Explore the differences between using data models and data transfer objects to get data in and out of your services.
- [Instructor] There are different ways of getting and returning data in a Web API service that I'd like to compare and contrast for you so you can see when each option is the right one to use. The first one of those two options that I'm going to show you is called models, which you could also call a record or a data model, or even an entity. Basically these are all different ways of saying that you're sending and receiving an object that represents an entire row from a table in your database, serialized and deserialized between an object in JSON. There are situations where you might want to do this, like when you create a very generic API to be used by many different applications.
For example, imagine creating an API that could be used by different customers to create custom integrations into your system through the API. In this case, you might want to have the API return entire database records exactly as they're stored in the database and let the client application decide what to use and what not to use. However, more often I find that APIs are being purpose-built for a single consumer, or at least only a few known consumers like mobile app and a web application.
When you are creating an API like that, it's much better to design your API to send and receive only the information that it needs. The reason for this is that applications that send and receive data to a REST API can very quickly start to overwhelm their available bandwidth, ultimately slowing down the application. In my experience this is the number one cause for slow API consuming applications, too much data being sent over the wire. Another benefit of the DTO is that you will sometimes have fields that you don't want to send either because you're going to hide them to make them uneditable, or for security reasons.
In that case it can be helpful to completely remove the sensitive data from ever being sent over the wire or from being sent in for an update. The solution to both of these issues is to change the shape of the data going in and out of your application removing anything that's sensitive and sending only the data elements that are required back and forth over the wire. These slimmer objects are often called DTOs, or Data Transfer Objects, because their reason for existence is only for transporting data in and out of the API.
Their relatively small size allows them to use less bandwidth, often resulting in a faster application.
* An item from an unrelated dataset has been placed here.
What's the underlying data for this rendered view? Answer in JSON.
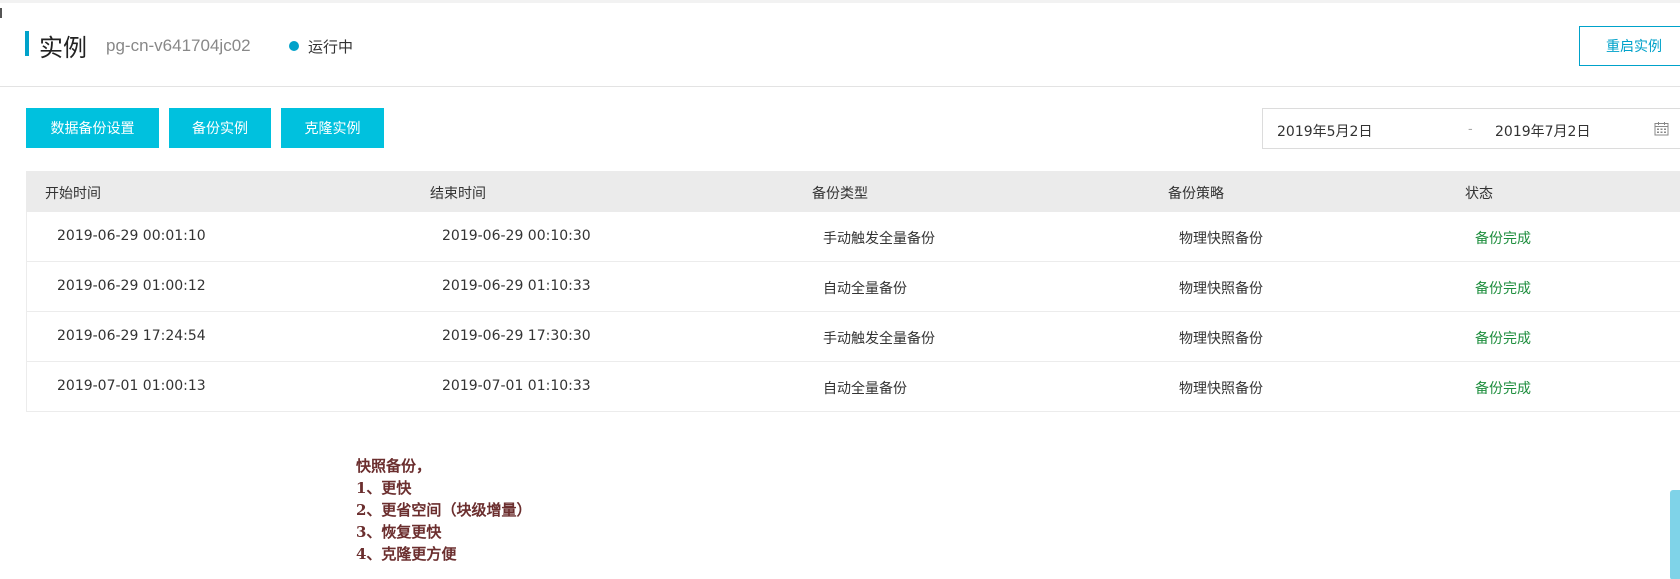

In previous videos we looked at several examples that used DTOs. When we looked at those, you may have already been familiar with the concept of DTOs, but if not, you were probably wondering what they were all about, so let's look at them in more detail. Data transfer objects are simple objects that include only the data elements we need to send and receive over the network. Typically in .NET, these objects are POCOs, or Plain Old CLR Objects, not inherited from any base class or using any frameworks.
They usually only include simple fields or properties with no methods that do any kind of actions. Let's look at an example where we might want to use a DTO for security reasons. Notice that the results in Postman for getting all tours also returns a note that is supposed to be for internal use only. We might not want to publish this sensitive information through the API, so let's create a new DTO for the tours.
We'll call it Tour DTO. Notice that it's just a Plain Old CLR Object, not inheriting from any special base classes. Now let's copy the properties from the tour entity into the DTO. Let's remove all the attributes and most importantly, let's remove that note that we didn't want to expose through the API.
Back in the Tour Controller, let's change the return type of our list to a list of tour DTO, and then we'll have to do some mapping from tour to tour DTO in a Select statement. And we're gonna go ahead and map all of these to a new tour DTO, which means we'll want to set each of the properties of the tour, including the description, the name, the price, and the tour ID.
Notice that we've purposely left notes off of this list. Now when we request a get for all tours from the tours API, notice that we no longer have any notes in the results. Now you've seen how Data Transfer Objects can be used in the place of models or data entities to both speed up and secure an API. We also looked at a specific example where we removed some sensitive information from a response, using a DTO.
Next we'll look more at the option of using models directly in our controllers.
- Convention-based routing
- Binding your code to an HTTP request
- Validating models
- Using attributes to route requests
- Customizing attribute routes
- Data serialization and model binding
- Error handling
- Using exception filters and exception loggers
- API documentation and testing
- Securing your API